- [What you need to do] Among the records, which lines hold the word "this"? Pick them out.

Excerpts from an interface dataset:

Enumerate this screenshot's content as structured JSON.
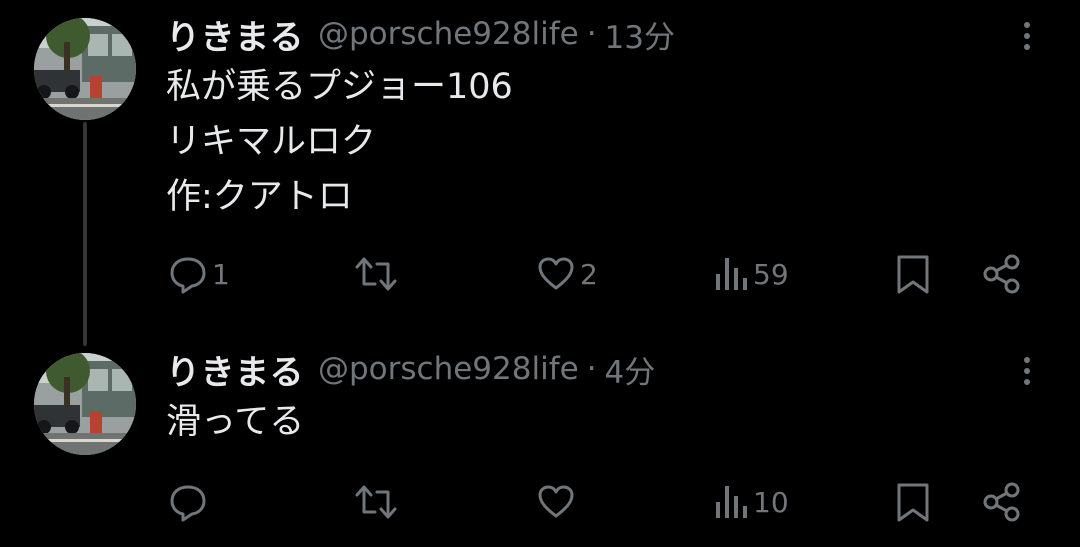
{
  "thread": {
    "tweets": [
      {
        "display_name": "りきまる",
        "handle": "@porsche928life",
        "separator": "·",
        "time": "13分",
        "avatar_icon": "avatar-photo-icon",
        "lines": [
          "私が乗るプジョー106",
          "リキマルロク",
          "作:クアトロ"
        ],
        "actions": {
          "reply_count": "1",
          "retweet_count": "",
          "like_count": "2",
          "views_count": "59"
        }
      },
      {
        "display_name": "りきまる",
        "handle": "@porsche928life",
        "separator": "·",
        "time": "4分",
        "avatar_icon": "avatar-photo-icon",
        "lines": [
          "滑ってる"
        ],
        "actions": {
          "reply_count": "",
          "retweet_count": "",
          "like_count": "",
          "views_count": "10"
        }
      }
    ]
  },
  "colors": {
    "background": "#000000",
    "primary_text": "#e7e9ea",
    "secondary_text": "#71767b",
    "thread_line": "#333639"
  },
  "icons": [
    "more-icon",
    "reply-icon",
    "retweet-icon",
    "like-icon",
    "views-icon",
    "bookmark-icon",
    "share-icon"
  ]
}
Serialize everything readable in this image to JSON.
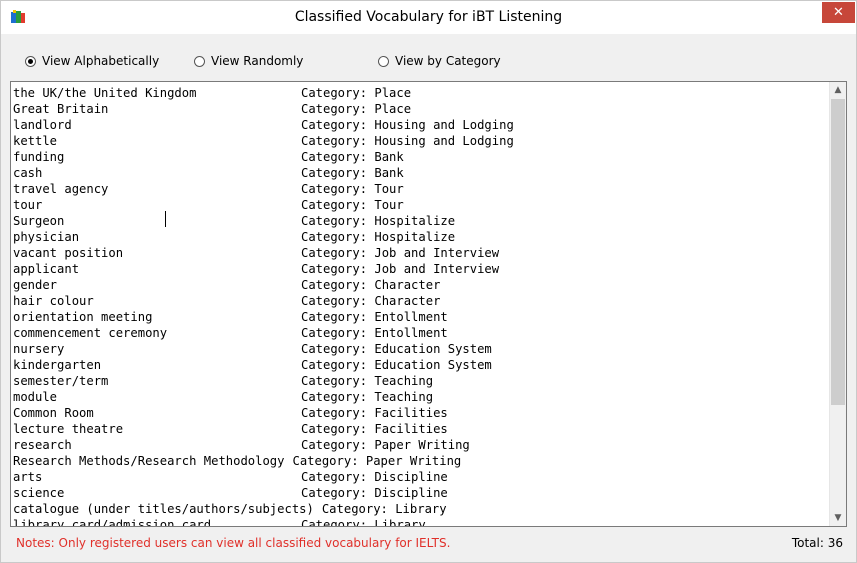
{
  "window": {
    "title": "Classified Vocabulary for iBT Listening",
    "icon": "app-book-icon",
    "close_label": "✕",
    "accent_color": "#c7473a"
  },
  "view_options": [
    {
      "label": "View Alphabetically",
      "selected": true
    },
    {
      "label": "View Randomly",
      "selected": false
    },
    {
      "label": "View by Category",
      "selected": false
    }
  ],
  "vocabulary": {
    "rows": [
      {
        "term": "the UK/the United Kingdom",
        "category": "Category: Place"
      },
      {
        "term": "Great Britain",
        "category": "Category: Place"
      },
      {
        "term": "landlord",
        "category": "Category: Housing and Lodging"
      },
      {
        "term": "kettle",
        "category": "Category: Housing and Lodging"
      },
      {
        "term": "funding",
        "category": "Category: Bank"
      },
      {
        "term": "cash",
        "category": "Category: Bank"
      },
      {
        "term": "travel agency",
        "category": "Category: Tour"
      },
      {
        "term": "tour",
        "category": "Category: Tour"
      },
      {
        "term": "Surgeon",
        "category": "Category: Hospitalize"
      },
      {
        "term": "physician",
        "category": "Category: Hospitalize"
      },
      {
        "term": "vacant position",
        "category": "Category: Job and Interview"
      },
      {
        "term": "applicant",
        "category": "Category: Job and Interview"
      },
      {
        "term": "gender",
        "category": "Category: Character"
      },
      {
        "term": "hair colour",
        "category": "Category: Character"
      },
      {
        "term": "orientation meeting",
        "category": "Category: Entollment"
      },
      {
        "term": "commencement ceremony",
        "category": "Category: Entollment"
      },
      {
        "term": "nursery",
        "category": "Category: Education System"
      },
      {
        "term": "kindergarten",
        "category": "Category: Education System"
      },
      {
        "term": "semester/term",
        "category": "Category: Teaching"
      },
      {
        "term": "module",
        "category": "Category: Teaching"
      },
      {
        "term": "Common Room",
        "category": "Category: Facilities"
      },
      {
        "term": "lecture theatre",
        "category": "Category: Facilities"
      },
      {
        "term": "research",
        "category": "Category: Paper Writing"
      },
      {
        "term": "Research Methods/Research Methodology",
        "category": "Category: Paper Writing"
      },
      {
        "term": "arts",
        "category": "Category: Discipline"
      },
      {
        "term": "science",
        "category": "Category: Discipline"
      },
      {
        "term": "catalogue (under titles/authors/subjects)",
        "category": "Category: Library"
      },
      {
        "term": "library card/admission card",
        "category": "Category: Library"
      }
    ]
  },
  "status": {
    "notes": "Notes: Only registered users can view all classified vocabulary for IELTS.",
    "notes_color": "#e0302a",
    "total_label": "Total: 36"
  },
  "scrollbar": {
    "up_icon": "scroll-up-arrow-icon",
    "down_icon": "scroll-down-arrow-icon"
  }
}
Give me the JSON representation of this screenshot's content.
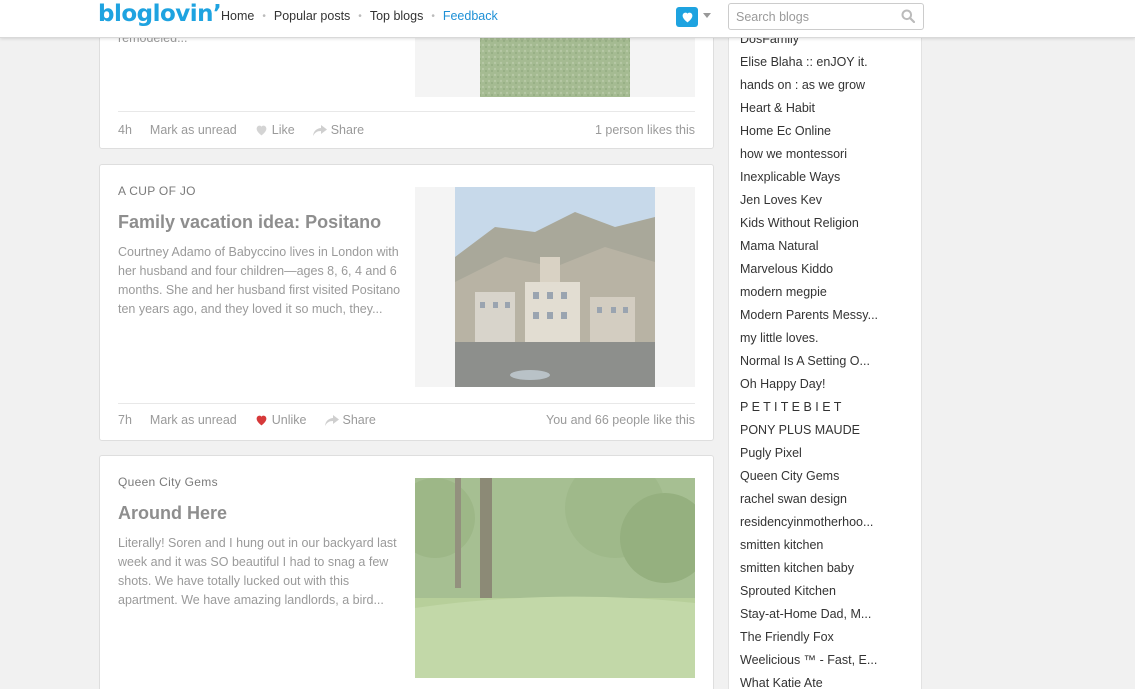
{
  "header": {
    "logo": "bloglovin’",
    "nav": [
      "Home",
      "Popular posts",
      "Top blogs",
      "Feedback"
    ],
    "search_placeholder": "Search blogs",
    "accent_color": "#1ea3e0"
  },
  "posts": [
    {
      "blog": "",
      "title": "",
      "excerpt": "remodeled...",
      "age": "4h",
      "mark_unread": "Mark as unread",
      "like_label": "Like",
      "liked": false,
      "share": "Share",
      "likes_text": "1 person likes this",
      "image": "grass-photo"
    },
    {
      "blog": "A CUP OF JO",
      "title": "Family vacation idea: Positano",
      "excerpt": "Courtney Adamo of Babyccino lives in London with her husband and four children—ages 8, 6, 4 and 6 months. She and her husband first visited Positano ten years ago, and they loved it so much, they...",
      "age": "7h",
      "mark_unread": "Mark as unread",
      "like_label": "Unlike",
      "liked": true,
      "share": "Share",
      "likes_text": "You and 66 people like this",
      "image": "positano-photo"
    },
    {
      "blog": "Queen City Gems",
      "title": "Around Here",
      "excerpt": "Literally! Soren and I hung out in our backyard last week and it was SO beautiful I had to snag a few shots. We have totally lucked out with this apartment. We have amazing landlords, a bird...",
      "image": "backyard-photo"
    }
  ],
  "sidebar": {
    "blogs": [
      "DosFamily",
      "Elise Blaha :: enJOY it.",
      "hands on : as we grow",
      "Heart & Habit",
      "Home Ec Online",
      "how we montessori",
      "Inexplicable Ways",
      "Jen Loves Kev",
      "Kids Without Religion",
      "Mama Natural",
      "Marvelous Kiddo",
      "modern megpie",
      "Modern Parents Messy...",
      "my little loves.",
      "Normal Is A Setting O...",
      "Oh Happy Day!",
      "P E T I T E B I E T",
      "PONY PLUS MAUDE",
      "Pugly Pixel",
      "Queen City Gems",
      "rachel swan design",
      "residencyinmotherhoo...",
      "smitten kitchen",
      "smitten kitchen baby",
      "Sprouted Kitchen",
      "Stay-at-Home Dad, M...",
      "The Friendly Fox",
      "Weelicious ™ - Fast, E...",
      "What Katie Ate"
    ]
  }
}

- [Written solution]
Enumerate this screenshot's content as structured JSON.
Serialize everything readable in this image to JSON.
Give me the JSON representation of this screenshot's content.
      "likes_text": "1 person likes this",
      "likes_text": "You and 66 people like this",
      "excerpt": "Literally! Soren and I hung out in our backyard last week and it was SO beautiful I had to snag a few shots. We have totally lucked out with this apartment. We have amazing landlords, a bird...",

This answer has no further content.